Hurra for Syttende Mai! Soon communities across North America and Norway will be waving their Norwegian flags, hosting parades and gathering in fellowship to commemorate Norway’s Constitution Day.
In honor of this special day, we’ve compiled 10 facts about the signing of the Norwegian Constitution at the National Assembly in Eidsvoll in 1814 as well as some details about how the day is celebrated today.
4. The Constitution that was signed and adopted is the second oldest written Constitution in the world still in existence today.
5. For the past 111 years the Norwegian Royal Family has greeted the schoolchildren of Oslo from the palace balcony. The only exceptions have been during WWII and the death of Queen Maud’s father, King Edward VII, in 1910.
6. The Constitution received a linguistic revision in 1903. While the overall language of the Constitution has essentially remained unaltered, the language from 1903 is still used when proposed changes are made.
7. Graduating high school students participate in Syttende Mai parades dressed in russedress, which are red overalls adorned with sayings and phrases from their friends.
8. The document was inspired by the United States and French Constitutions.
9. Fredrik Meltzer, a member of the constitutional assembly, designed the Norwegian flag in 1821. It incorporated red, white and blue from countries that Meltzer thought best symbolized liberty: the United States, the United Kingdom, and the Netherlands.
10. The first public 17th of May speech was given in Christiana (now Oslo) in 1833 by poet Henrik Wergeland.

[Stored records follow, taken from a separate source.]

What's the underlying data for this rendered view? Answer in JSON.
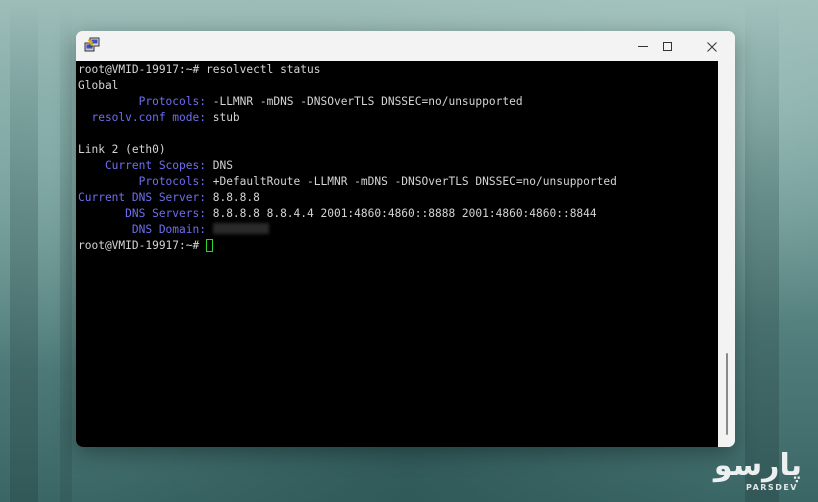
{
  "window": {
    "icon": "putty-icon",
    "controls": [
      "minimize-icon",
      "maximize-icon",
      "close-icon"
    ]
  },
  "terminal": {
    "l1": "root@VMID-19917:~# resolvectl status",
    "l2": "Global",
    "l3_label": "         Protocols:",
    "l3_value": " -LLMNR -mDNS -DNSOverTLS DNSSEC=no/unsupported",
    "l4_label": "  resolv.conf mode:",
    "l4_value": " stub",
    "l6": "Link 2 (eth0)",
    "l7_label": "    Current Scopes:",
    "l7_value": " DNS",
    "l8_label": "         Protocols:",
    "l8_value": " +DefaultRoute -LLMNR -mDNS -DNSOverTLS DNSSEC=no/unsupported",
    "l9_label": "Current DNS Server:",
    "l9_value": " 8.8.8.8",
    "l10_label": "       DNS Servers:",
    "l10_value": " 8.8.8.8 8.8.4.4 2001:4860:4860::8888 2001:4860:4860::8844",
    "l11_label": "        DNS Domain:",
    "prompt": "root@VMID-19917:~# "
  },
  "watermark": {
    "mark": "پارسو",
    "text": "PARSDEV"
  },
  "colors": {
    "label": "#6e6ef0",
    "text": "#d4d4d4",
    "cursor": "#2fd42f",
    "background": "#000000"
  }
}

Looking for more about Syttende Mai and the signing of the Constitution at Eidsvoll? Check out our May 2014 issue of Viking Magazine.